▸ **Problem**:
The answer must consist of every line below containing "Selection".
== Entries provided ==
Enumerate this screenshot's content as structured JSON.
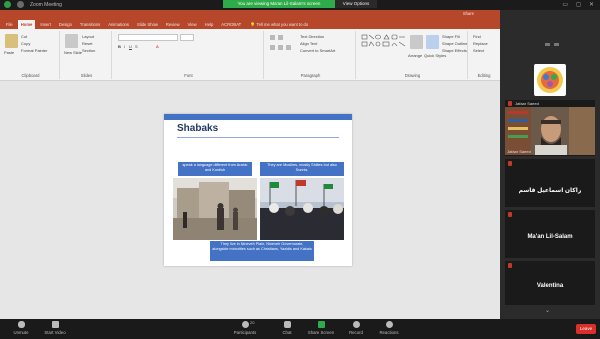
{
  "zoom": {
    "window_title": "Zoom Meeting",
    "banner": "You are viewing Ma'an Lil-Salam's screen",
    "view_options": "View Options"
  },
  "ppt": {
    "tabs": [
      "File",
      "Home",
      "Insert",
      "Design",
      "Transitions",
      "Animations",
      "Slide Show",
      "Review",
      "View",
      "Help",
      "ACROBAT"
    ],
    "search": "Tell me what you want to do",
    "share": "Share",
    "ribbon_groups": [
      "Clipboard",
      "Slides",
      "Font",
      "Paragraph",
      "Drawing",
      "Editing"
    ],
    "ribbon": {
      "paste": "Paste",
      "cut": "Cut",
      "copy": "Copy",
      "format_painter": "Format Painter",
      "new_slide": "New Slide",
      "layout": "Layout",
      "reset": "Reset",
      "section": "Section",
      "arrange": "Arrange",
      "quick_styles": "Quick Styles",
      "shape_fill": "Shape Fill",
      "shape_outline": "Shape Outline",
      "shape_effects": "Shape Effects",
      "find": "Find",
      "replace": "Replace",
      "select": "Select",
      "text_direction": "Text Direction",
      "align_text": "Align Text",
      "convert_smartart": "Convert to SmartArt"
    }
  },
  "slide": {
    "title": "Shabaks",
    "cap1": "speak a language different from Arabic and Kurdish",
    "cap2": "They are Muslims, mostly Shiites but also Sunnis.",
    "cap3": "They live in Nineveh Plain, Nineveh Governorate, alongside minorities such as Christians, Yazidis and Kakais"
  },
  "participants": [
    {
      "name": "Jafaar Saeed",
      "label": "Jafaar Saeed"
    },
    {
      "name": "راكان اسماعيل قاسم"
    },
    {
      "name": "Ma'an Lil-Salam"
    },
    {
      "name": "Valentina"
    }
  ],
  "toolbar": {
    "unmute": "Unmute",
    "start_video": "Start Video",
    "participants": "Participants",
    "participants_count": "20",
    "chat": "Chat",
    "share_screen": "Share Screen",
    "record": "Record",
    "reactions": "Reactions",
    "leave": "Leave"
  },
  "colors": {
    "ppt_accent": "#b7472a",
    "slide_accent": "#4472c4",
    "zoom_green": "#2eac4a",
    "leave_red": "#d9302b"
  }
}
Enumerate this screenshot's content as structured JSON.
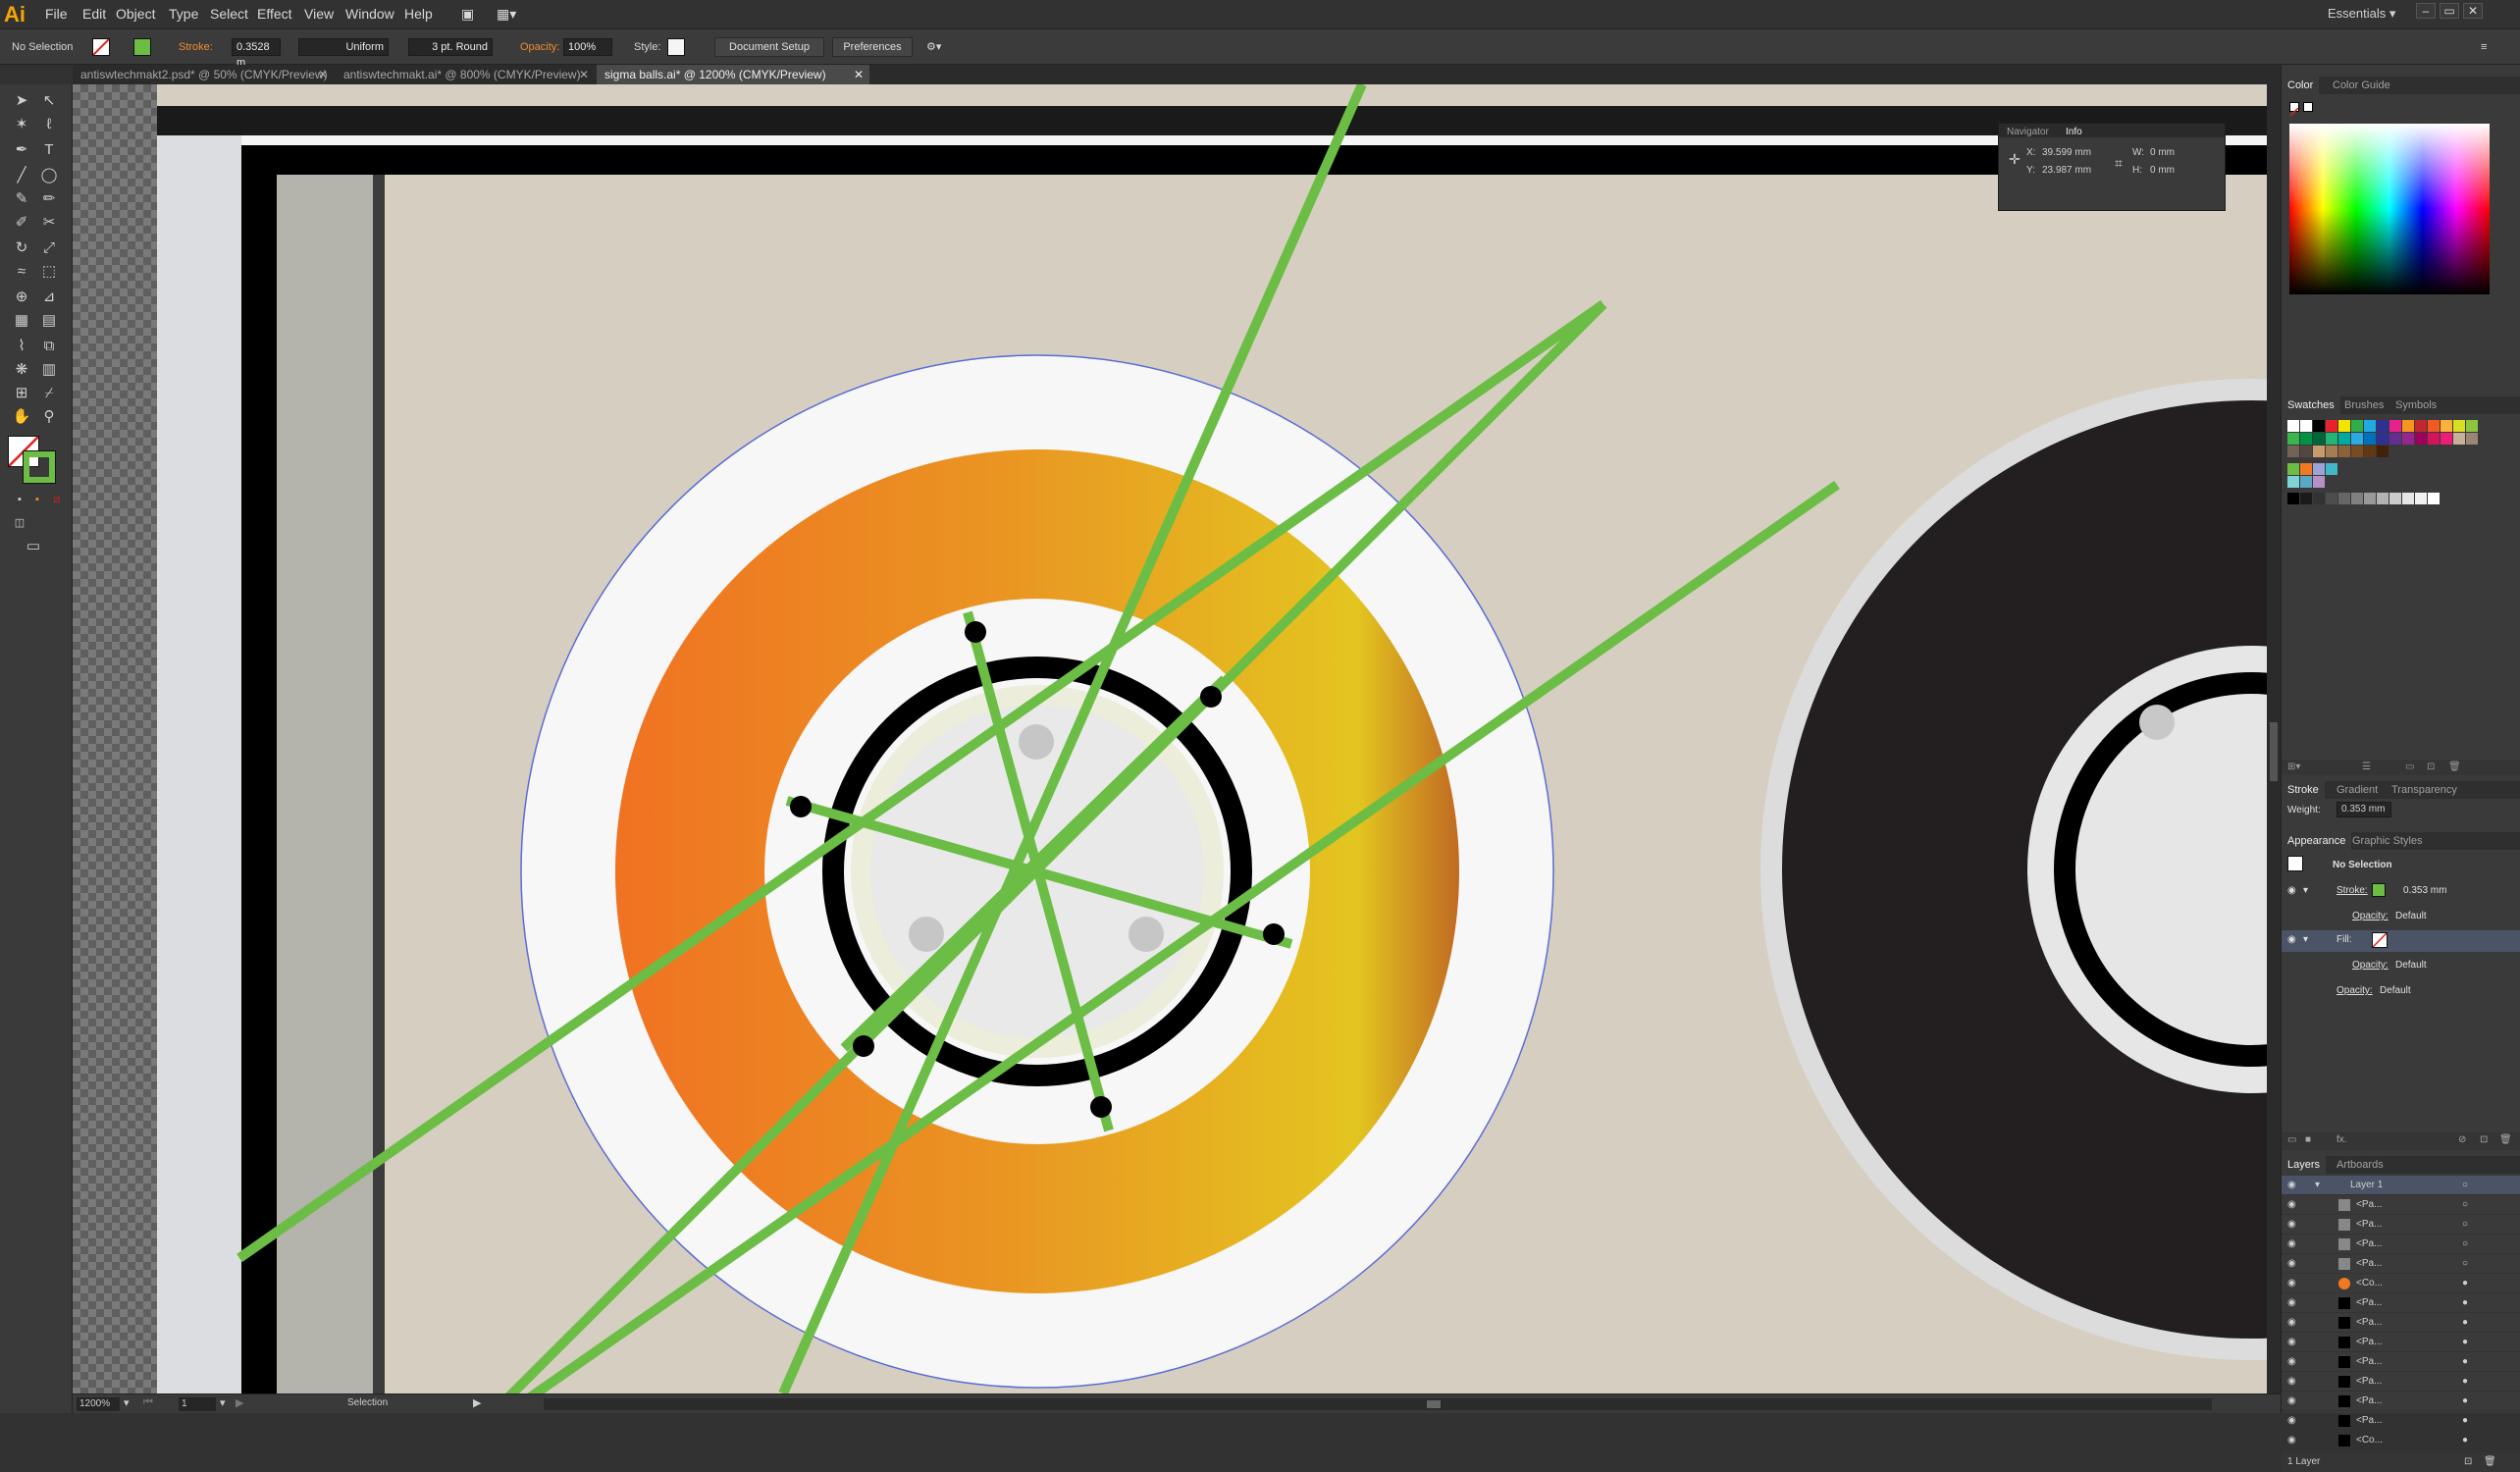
{
  "app": {
    "logo": "Ai"
  },
  "menu": [
    "File",
    "Edit",
    "Object",
    "Type",
    "Select",
    "Effect",
    "View",
    "Window",
    "Help"
  ],
  "workspace": {
    "label": "Essentials",
    "arrow": "▾"
  },
  "window_controls": [
    "–",
    "▭",
    "✕"
  ],
  "control_bar": {
    "selection": "No Selection",
    "stroke_label": "Stroke:",
    "stroke_weight": "0.3528 m",
    "profile": "Uniform",
    "brush": "3 pt. Round",
    "opacity_label": "Opacity:",
    "opacity": "100%",
    "style_label": "Style:",
    "document_setup": "Document Setup",
    "preferences": "Preferences"
  },
  "tabs": [
    {
      "label": "antiswtechmakt2.psd* @ 50% (CMYK/Preview)",
      "active": false
    },
    {
      "label": "antiswtechmakt.ai* @ 800% (CMYK/Preview)",
      "active": false
    },
    {
      "label": "sigma balls.ai* @ 1200% (CMYK/Preview)",
      "active": true
    }
  ],
  "tab_close": "✕",
  "info_panel": {
    "tabs": [
      "Navigator",
      "Info"
    ],
    "x_label": "X:",
    "x": "39.599 mm",
    "y_label": "Y:",
    "y": "23.987 mm",
    "w_label": "W:",
    "w": "0 mm",
    "h_label": "H:",
    "h": "0 mm"
  },
  "color_panel": {
    "tabs": [
      "Color",
      "Color Guide"
    ]
  },
  "swatches_panel": {
    "tabs": [
      "Swatches",
      "Brushes",
      "Symbols"
    ]
  },
  "stroke_panel": {
    "tabs": [
      "Stroke",
      "Gradient",
      "Transparency"
    ],
    "weight_label": "Weight:",
    "weight": "0.353 mm"
  },
  "appearance_panel": {
    "tabs": [
      "Appearance",
      "Graphic Styles"
    ],
    "title": "No Selection",
    "stroke_label": "Stroke:",
    "stroke_value": "0.353 mm",
    "opacity_label": "Opacity:",
    "opacity_value": "Default",
    "fill_label": "Fill:",
    "fx": "fx."
  },
  "layers_panel": {
    "tabs": [
      "Layers",
      "Artboards"
    ],
    "layer": "Layer 1",
    "items": [
      "<Pa...",
      "<Pa...",
      "<Pa...",
      "<Pa...",
      "<Co...",
      "<Pa...",
      "<Pa...",
      "<Pa...",
      "<Pa...",
      "<Pa...",
      "<Pa...",
      "<Pa...",
      "<Co..."
    ],
    "footer": "1 Layer"
  },
  "status_bar": {
    "zoom": "1200%",
    "artboard": "1",
    "tool": "Selection"
  },
  "colors": {
    "bg_canvas": "#d6cfc1",
    "accent_green": "#6cbd45",
    "ring_orange": "#f07a22",
    "ring_yellow": "#e3c520",
    "dark": "#222222"
  }
}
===
▸ **Exercise output**:
    "selection": "No Selection",
    "title": "No Selection",
    "tool": "Selection"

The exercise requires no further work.